My ten year law school reunion is happening at the end of this month. I think about what has happened since I graduated law school. I try to downsize ten years, but I can’t. Reunions foster a curiosity about how others fared, but really it becomes about what has happened to you over the last ten years.
When I decided to go to law school, I was so confident that I would be in the legal world forever. The idea of saying I was a lawyer was important to me, but I didn’t know what it exactly entailed. In my twenties, I was so focused on achieving a career path. This led me to procure an undergraduate degree in political science, followed by graduate school and ultimately law school. I chose the law ultimately because I thought it would be my life-long career. I gave it up because it became a job. It became a means to derive a paycheck, a way to pay off my law school loans.
I think as we age we learn the difference between the words career and job. A job is the activity you do to earn a paycheck. When the alarm rings, you dread going because it doesn’t fulfill you. In your free time, you relish the time away from your job, that feeling of being out your self imposed prison. It isn’t a passion and it isn’t something you would volunteer to do. A career is a calling or a passion. It is something that moves, engages you and gives you a purpose.

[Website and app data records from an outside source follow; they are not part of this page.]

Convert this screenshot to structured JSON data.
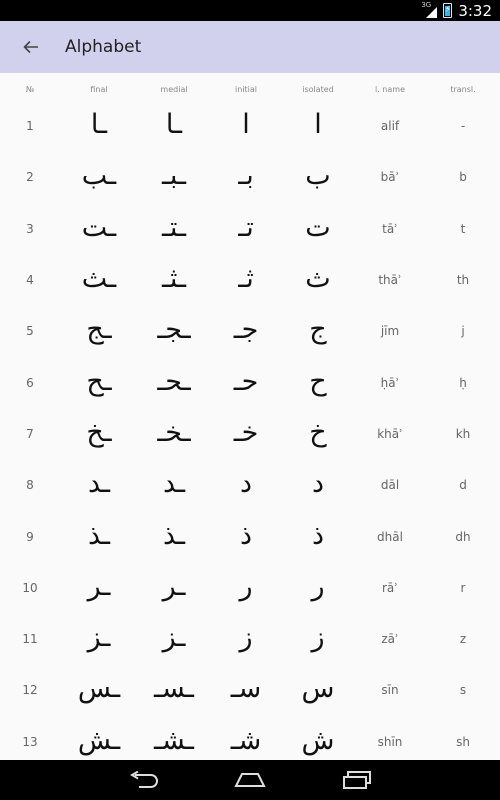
{
  "status_bar": {
    "network": "3G",
    "time": "3:32"
  },
  "app_bar": {
    "title": "Alphabet"
  },
  "table": {
    "headers": {
      "num": "№",
      "final": "final",
      "medial": "medial",
      "initial": "initial",
      "isolated": "isolated",
      "lname": "l. name",
      "translit": "transl."
    },
    "rows": [
      {
        "num": "1",
        "final": "ـا",
        "medial": "ـا",
        "initial": "ا",
        "isolated": "ا",
        "lname": "alif",
        "translit": "-"
      },
      {
        "num": "2",
        "final": "ـب",
        "medial": "ـبـ",
        "initial": "بـ",
        "isolated": "ب",
        "lname": "bāʾ",
        "translit": "b"
      },
      {
        "num": "3",
        "final": "ـت",
        "medial": "ـتـ",
        "initial": "تـ",
        "isolated": "ت",
        "lname": "tāʾ",
        "translit": "t"
      },
      {
        "num": "4",
        "final": "ـث",
        "medial": "ـثـ",
        "initial": "ثـ",
        "isolated": "ث",
        "lname": "thāʾ",
        "translit": "th"
      },
      {
        "num": "5",
        "final": "ـج",
        "medial": "ـجـ",
        "initial": "جـ",
        "isolated": "ج",
        "lname": "jīm",
        "translit": "j"
      },
      {
        "num": "6",
        "final": "ـح",
        "medial": "ـحـ",
        "initial": "حـ",
        "isolated": "ح",
        "lname": "ḥāʾ",
        "translit": "ḥ"
      },
      {
        "num": "7",
        "final": "ـخ",
        "medial": "ـخـ",
        "initial": "خـ",
        "isolated": "خ",
        "lname": "khāʾ",
        "translit": "kh"
      },
      {
        "num": "8",
        "final": "ـد",
        "medial": "ـد",
        "initial": "د",
        "isolated": "د",
        "lname": "dāl",
        "translit": "d"
      },
      {
        "num": "9",
        "final": "ـذ",
        "medial": "ـذ",
        "initial": "ذ",
        "isolated": "ذ",
        "lname": "dhāl",
        "translit": "dh"
      },
      {
        "num": "10",
        "final": "ـر",
        "medial": "ـر",
        "initial": "ر",
        "isolated": "ر",
        "lname": "rāʾ",
        "translit": "r"
      },
      {
        "num": "11",
        "final": "ـز",
        "medial": "ـز",
        "initial": "ز",
        "isolated": "ز",
        "lname": "zāʾ",
        "translit": "z"
      },
      {
        "num": "12",
        "final": "ـس",
        "medial": "ـسـ",
        "initial": "سـ",
        "isolated": "س",
        "lname": "sīn",
        "translit": "s"
      },
      {
        "num": "13",
        "final": "ـش",
        "medial": "ـشـ",
        "initial": "شـ",
        "isolated": "ش",
        "lname": "shīn",
        "translit": "sh"
      }
    ]
  },
  "nav_bar": {
    "buttons": [
      "back-icon",
      "home-icon",
      "recents-icon"
    ]
  },
  "colors": {
    "app_bar": "#d1d1ee",
    "background": "#fafafa",
    "battery": "#33b5e5"
  }
}
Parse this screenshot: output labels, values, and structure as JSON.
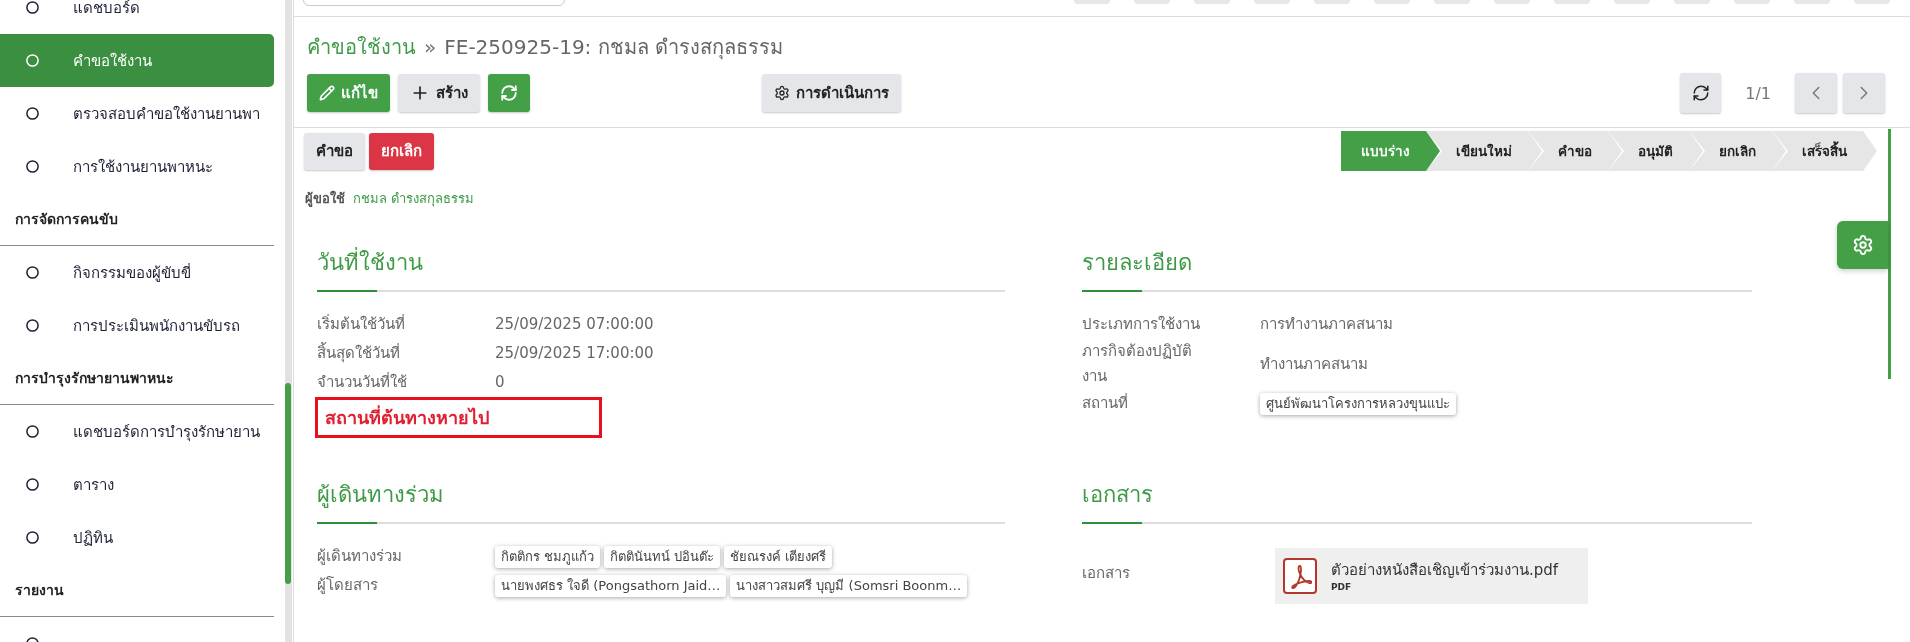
{
  "sidebar": {
    "groups": [
      {
        "items": [
          {
            "label": "แดชบอร์ด",
            "selected": false
          },
          {
            "label": "คำขอใช้งาน",
            "selected": true
          },
          {
            "label": "ตรวจสอบคำขอใช้งานยานพา",
            "selected": false
          },
          {
            "label": "การใช้งานยานพาหนะ",
            "selected": false
          }
        ]
      },
      {
        "title": "การจัดการคนขับ",
        "items": [
          {
            "label": "กิจกรรมของผู้ขับขี่",
            "selected": false
          },
          {
            "label": "การประเมินพนักงานขับรถ",
            "selected": false
          }
        ]
      },
      {
        "title": "การบำรุงรักษายานพาหนะ",
        "items": [
          {
            "label": "แดชบอร์ดการบำรุงรักษายาน",
            "selected": false
          },
          {
            "label": "ตาราง",
            "selected": false
          },
          {
            "label": "ปฏิทิน",
            "selected": false
          }
        ]
      },
      {
        "title": "รายงาน",
        "items": [
          {
            "selected": false
          }
        ]
      }
    ]
  },
  "breadcrumb": {
    "parent": "คำขอใช้งาน",
    "separator": "»",
    "current": "FE-250925-19: กชมล ดำรงสกุลธรรม"
  },
  "toolbar": {
    "edit_button": {
      "label": "แก้ไข"
    },
    "create_button": {
      "label": "สร้าง"
    },
    "action_button": {
      "label": "การดำเนินการ"
    },
    "pager": {
      "value": "1/1"
    }
  },
  "status_buttons": [
    {
      "label": "คำขอ",
      "kind": "secondary"
    },
    {
      "label": "ยกเลิก",
      "kind": "danger"
    }
  ],
  "statusbar": [
    {
      "label": "แบบร่าง",
      "selected": true
    },
    {
      "label": "เขียนใหม่",
      "selected": false
    },
    {
      "label": "คำขอ",
      "selected": false
    },
    {
      "label": "อนุมัติ",
      "selected": false
    },
    {
      "label": "ยกเลิก",
      "selected": false
    },
    {
      "label": "เสร็จสิ้น",
      "selected": false
    }
  ],
  "requester": {
    "label": "ผู้ขอใช้",
    "value": "กชมล ดำรงสกุลธรรม"
  },
  "sections": [
    {
      "title": "วันที่ใช้งาน",
      "fields": [
        {
          "label": "เริ่มต้นใช้วันที่",
          "kind": "text",
          "value": "25/09/2025 07:00:00"
        },
        {
          "label": "สิ้นสุดใช้วันที่",
          "kind": "text",
          "value": "25/09/2025 17:00:00"
        },
        {
          "label": "จำนวนวันที่ใช้",
          "kind": "text",
          "value": "0"
        }
      ],
      "warning": "สถานที่ต้นทางหายไป"
    },
    {
      "title": "รายละเอียด",
      "fields": [
        {
          "label": "ประเภทการใช้งาน",
          "kind": "text",
          "value": "การทำงานภาคสนาม"
        },
        {
          "label": "ภารกิจต้องปฏิบัติงาน",
          "kind": "text",
          "value": "ทำงานภาคสนาม"
        },
        {
          "label": "สถานที่",
          "kind": "tags",
          "tags": [
            "ศูนย์พัฒนาโครงการหลวงขุนแปะ"
          ]
        }
      ]
    },
    {
      "title": "ผู้เดินทางร่วม",
      "fields": [
        {
          "label": "ผู้เดินทางร่วม",
          "kind": "tags",
          "tags": [
            "กิตติกร ชมภูแก้ว",
            "กิตตินันทน์ ปอินต๊ะ",
            "ชัยณรงค์ เตียงศรี"
          ]
        },
        {
          "label": "ผู้โดยสาร",
          "kind": "tags",
          "tags": [
            "นายพงศธร ใจดี (Pongsathorn Jaid…",
            "นางสาวสมศรี บุญมี (Somsri Boonm…"
          ]
        }
      ]
    },
    {
      "title": "เอกสาร",
      "fields": [
        {
          "label": "เอกสาร",
          "kind": "attachment",
          "file": {
            "name": "ตัวอย่างหนังสือเชิญเข้าร่วมงาน.pdf",
            "type": "PDF"
          }
        }
      ]
    }
  ]
}
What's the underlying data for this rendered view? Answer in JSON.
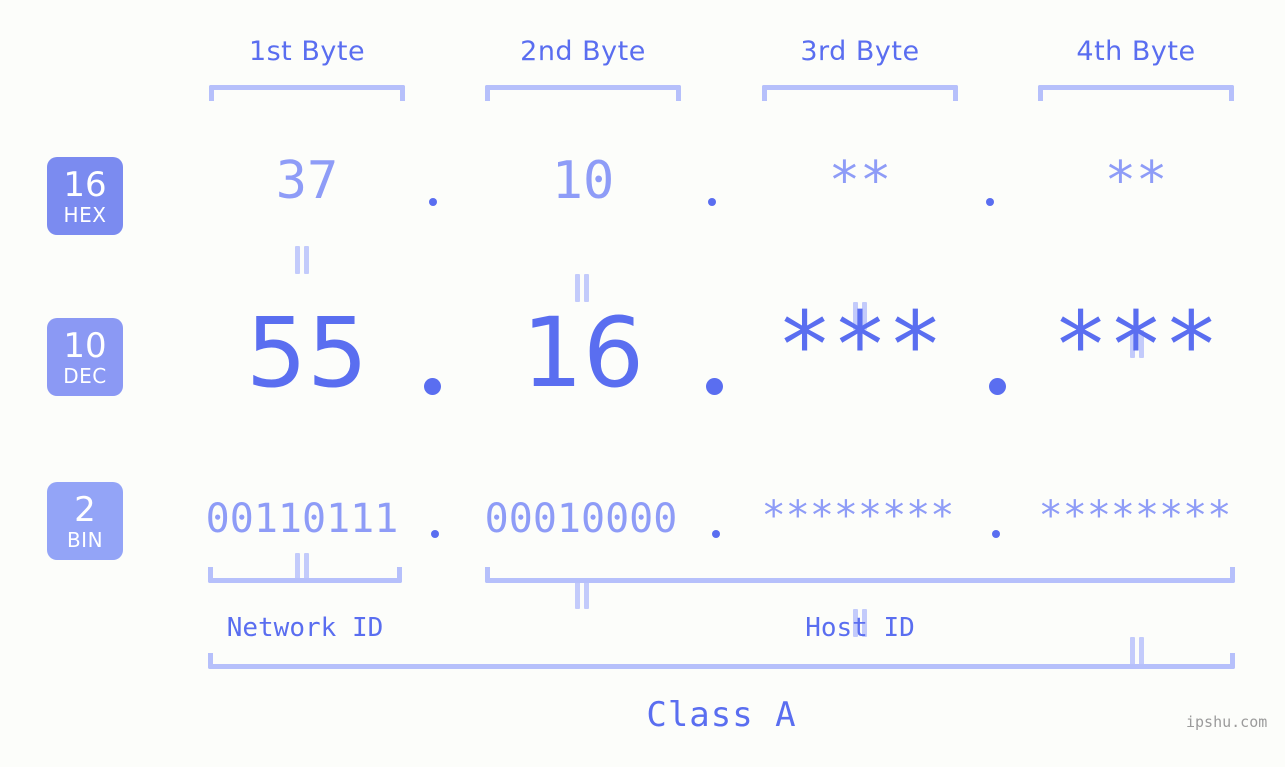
{
  "background_color": "#fcfdfa",
  "accent_color": "#5a6ef0",
  "muted_color": "#8e9cf7",
  "bracket_color": "#b6c0fb",
  "headers": [
    {
      "label": "1st Byte"
    },
    {
      "label": "2nd Byte"
    },
    {
      "label": "3rd Byte"
    },
    {
      "label": "4th Byte"
    }
  ],
  "bases": [
    {
      "number": "16",
      "name": "HEX",
      "color": "#7b8bf0"
    },
    {
      "number": "10",
      "name": "DEC",
      "color": "#8b99f4"
    },
    {
      "number": "2",
      "name": "BIN",
      "color": "#93a4f7"
    }
  ],
  "separator": ".",
  "equals_symbol": "||",
  "rows": {
    "hex": {
      "values": [
        "37",
        "10",
        "**",
        "**"
      ]
    },
    "dec": {
      "values": [
        "55",
        "16",
        "***",
        "***"
      ]
    },
    "bin": {
      "values": [
        "00110111",
        "00010000",
        "********",
        "********"
      ]
    }
  },
  "sections": {
    "network_id": "Network ID",
    "host_id": "Host ID",
    "class": "Class A"
  },
  "watermark": "ipshu.com"
}
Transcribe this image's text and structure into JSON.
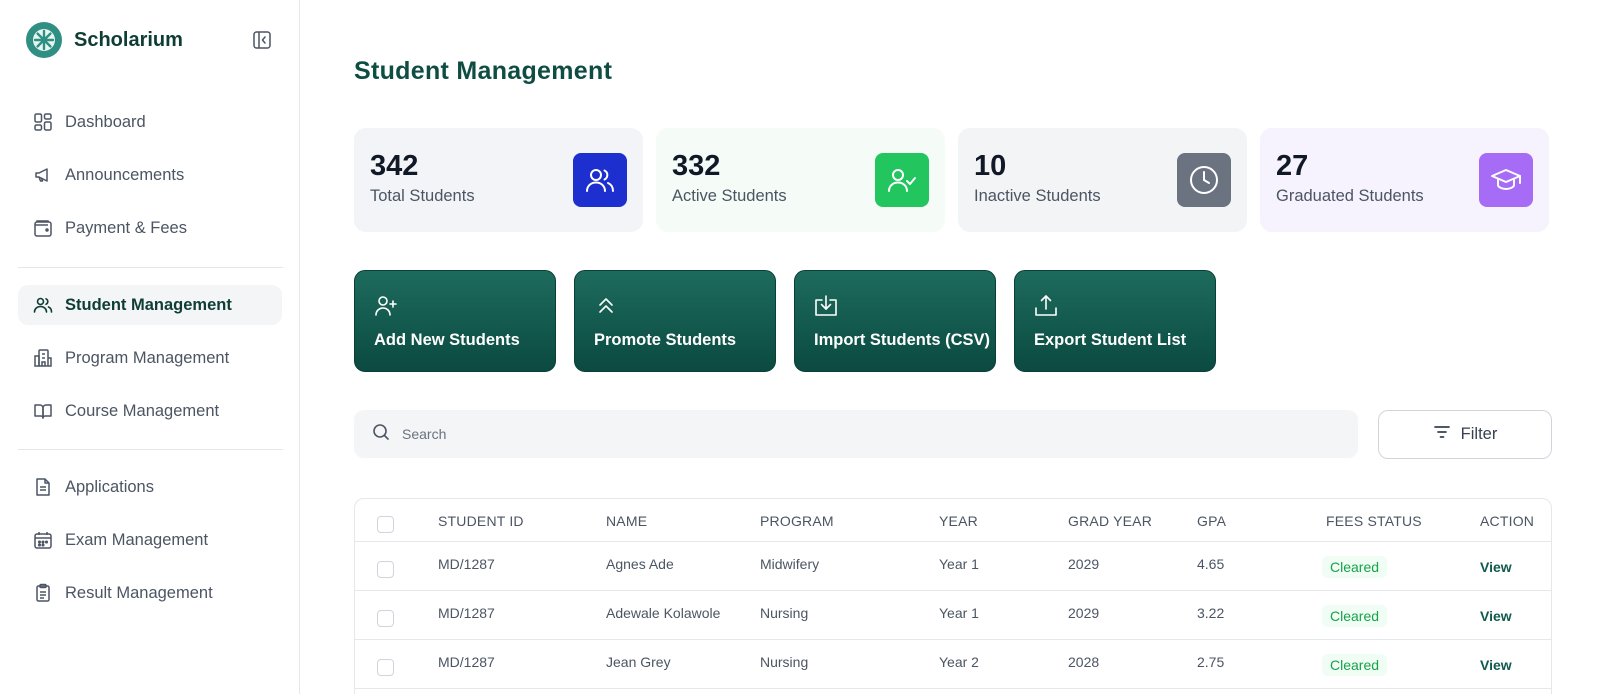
{
  "app": {
    "name": "Scholarium"
  },
  "colors": {
    "brand": "#0f4d43",
    "accent": "#2f8f83",
    "total": "#1d2fcf",
    "active": "#22c55e",
    "inactive": "#6b7280",
    "graduated": "#a66cf5"
  },
  "sidebar": {
    "group1": [
      {
        "label": "Dashboard",
        "icon": "dashboard-icon"
      },
      {
        "label": "Announcements",
        "icon": "megaphone-icon"
      },
      {
        "label": "Payment & Fees",
        "icon": "wallet-icon"
      }
    ],
    "group2": [
      {
        "label": "Student Management",
        "icon": "users-icon",
        "active": true
      },
      {
        "label": "Program Management",
        "icon": "building-icon"
      },
      {
        "label": "Course Management",
        "icon": "book-icon"
      }
    ],
    "group3": [
      {
        "label": "Applications",
        "icon": "document-icon"
      },
      {
        "label": "Exam Management",
        "icon": "calendar-icon"
      },
      {
        "label": "Result Management",
        "icon": "clipboard-icon"
      }
    ]
  },
  "main": {
    "title": "Student Management",
    "stats": [
      {
        "value": "342",
        "label": "Total Students",
        "icon": "users-icon"
      },
      {
        "value": "332",
        "label": "Active Students",
        "icon": "user-check-icon"
      },
      {
        "value": "10",
        "label": "Inactive Students",
        "icon": "clock-icon"
      },
      {
        "value": "27",
        "label": "Graduated Students",
        "icon": "graduation-cap-icon"
      }
    ],
    "actions": [
      {
        "label": "Add New Students",
        "icon": "user-plus-icon"
      },
      {
        "label": "Promote Students",
        "icon": "chevrons-up-icon"
      },
      {
        "label": "Import Students (CSV)",
        "icon": "import-icon"
      },
      {
        "label": "Export Student List",
        "icon": "upload-icon"
      }
    ],
    "search": {
      "placeholder": "Search"
    },
    "filter": {
      "label": "Filter"
    },
    "table": {
      "columns": [
        "STUDENT ID",
        "NAME",
        "PROGRAM",
        "YEAR",
        "GRAD YEAR",
        "GPA",
        "FEES STATUS",
        "ACTION"
      ],
      "rows": [
        {
          "id": "MD/1287",
          "name": "Agnes Ade",
          "program": "Midwifery",
          "year": "Year 1",
          "grad": "2029",
          "gpa": "4.65",
          "status": "Cleared",
          "action": "View"
        },
        {
          "id": "MD/1287",
          "name": "Adewale Kolawole",
          "program": "Nursing",
          "year": "Year 1",
          "grad": "2029",
          "gpa": "3.22",
          "status": "Cleared",
          "action": "View"
        },
        {
          "id": "MD/1287",
          "name": "Jean Grey",
          "program": "Nursing",
          "year": "Year 2",
          "grad": "2028",
          "gpa": "2.75",
          "status": "Cleared",
          "action": "View"
        }
      ]
    }
  }
}
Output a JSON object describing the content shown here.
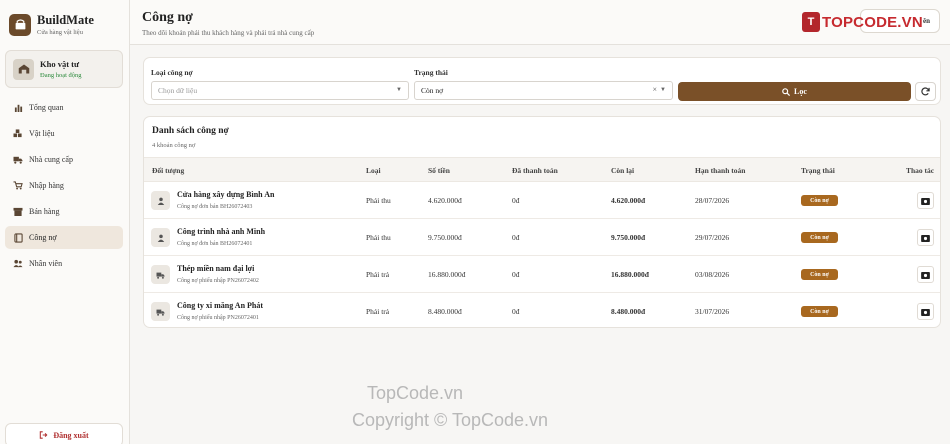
{
  "brand": {
    "name": "BuildMate",
    "subtitle": "Cửa hàng vật liệu"
  },
  "warehouse": {
    "name": "Kho vật tư",
    "status": "Đang hoạt động"
  },
  "sidebar": {
    "items": [
      {
        "label": "Tổng quan",
        "icon": "bar-chart-icon",
        "active": false
      },
      {
        "label": "Vật liệu",
        "icon": "boxes-icon",
        "active": false
      },
      {
        "label": "Nhà cung cấp",
        "icon": "truck-icon",
        "active": false
      },
      {
        "label": "Nhập hàng",
        "icon": "cart-icon",
        "active": false
      },
      {
        "label": "Bán hàng",
        "icon": "store-icon",
        "active": false
      },
      {
        "label": "Công nợ",
        "icon": "book-icon",
        "active": true
      },
      {
        "label": "Nhân viên",
        "icon": "users-icon",
        "active": false
      }
    ],
    "logout_label": "Đăng xuất"
  },
  "header": {
    "title": "Công nợ",
    "subtitle": "Theo dõi khoản phải thu khách hàng và phải trả nhà cung cấp",
    "user_label": "ên",
    "logo_mark": "T",
    "logo_word": "TOPCODE.VN"
  },
  "filters": {
    "type_label": "Loại công nợ",
    "type_placeholder": "Chọn dữ liệu",
    "status_label": "Trạng thái",
    "status_value": "Còn nợ",
    "clear_symbol": "×",
    "filter_button": "Lọc"
  },
  "list": {
    "title": "Danh sách công nợ",
    "count": "4 khoản công nợ",
    "columns": [
      "Đối tượng",
      "Loại",
      "Số tiền",
      "Đã thanh toán",
      "Còn lại",
      "Hạn thanh toán",
      "Trạng thái",
      "Thao tác"
    ],
    "rows": [
      {
        "name": "Cửa hàng xây dựng Bình An",
        "ref": "Công nợ đơn bán BH26072403",
        "kind": "Phải thu",
        "amount": "4.620.000đ",
        "paid": "0đ",
        "remaining": "4.620.000đ",
        "due": "28/07/2026",
        "status": "Còn nợ",
        "avatar": "person-icon"
      },
      {
        "name": "Công trình nhà anh Minh",
        "ref": "Công nợ đơn bán BH26072401",
        "kind": "Phải thu",
        "amount": "9.750.000đ",
        "paid": "0đ",
        "remaining": "9.750.000đ",
        "due": "29/07/2026",
        "status": "Còn nợ",
        "avatar": "person-icon"
      },
      {
        "name": "Thép miền nam đại lợi",
        "ref": "Công nợ phiếu nhập PN26072402",
        "kind": "Phải trả",
        "amount": "16.880.000đ",
        "paid": "0đ",
        "remaining": "16.880.000đ",
        "due": "03/08/2026",
        "status": "Còn nợ",
        "avatar": "truck-icon"
      },
      {
        "name": "Công ty xi măng An Phát",
        "ref": "Công nợ phiếu nhập PN26072401",
        "kind": "Phải trả",
        "amount": "8.480.000đ",
        "paid": "0đ",
        "remaining": "8.480.000đ",
        "due": "31/07/2026",
        "status": "Còn nợ",
        "avatar": "truck-icon"
      }
    ]
  },
  "watermark": {
    "line1": "TopCode.vn",
    "line2": "Copyright © TopCode.vn"
  },
  "colors": {
    "accent": "#7a5028",
    "badge": "#a8681f",
    "brand": "#6b4a2b",
    "logo_red": "#c62a2f"
  }
}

Some of us are lucky and recognize their calling early in life. Those people are a rarity. Most of us are fumbling, hoping are jobs will somehow turn into that career. I’ve debated in mind, a hundred times, whether to go or not to go to my reunion. There is hesitation only because I have to confront my own feelings of what I’ve accomplished in the last ten years since graduating law school. In the last few months, people have asked me, “What do you do now?” I reply, “I am writing and working on my first novel.” The follow-up question usually is, “So you are not going to practice law anymore.” I say, “No, not right now. Check with me in another ten years.” I hope in the next decade I’ve fumbled onto my purpose.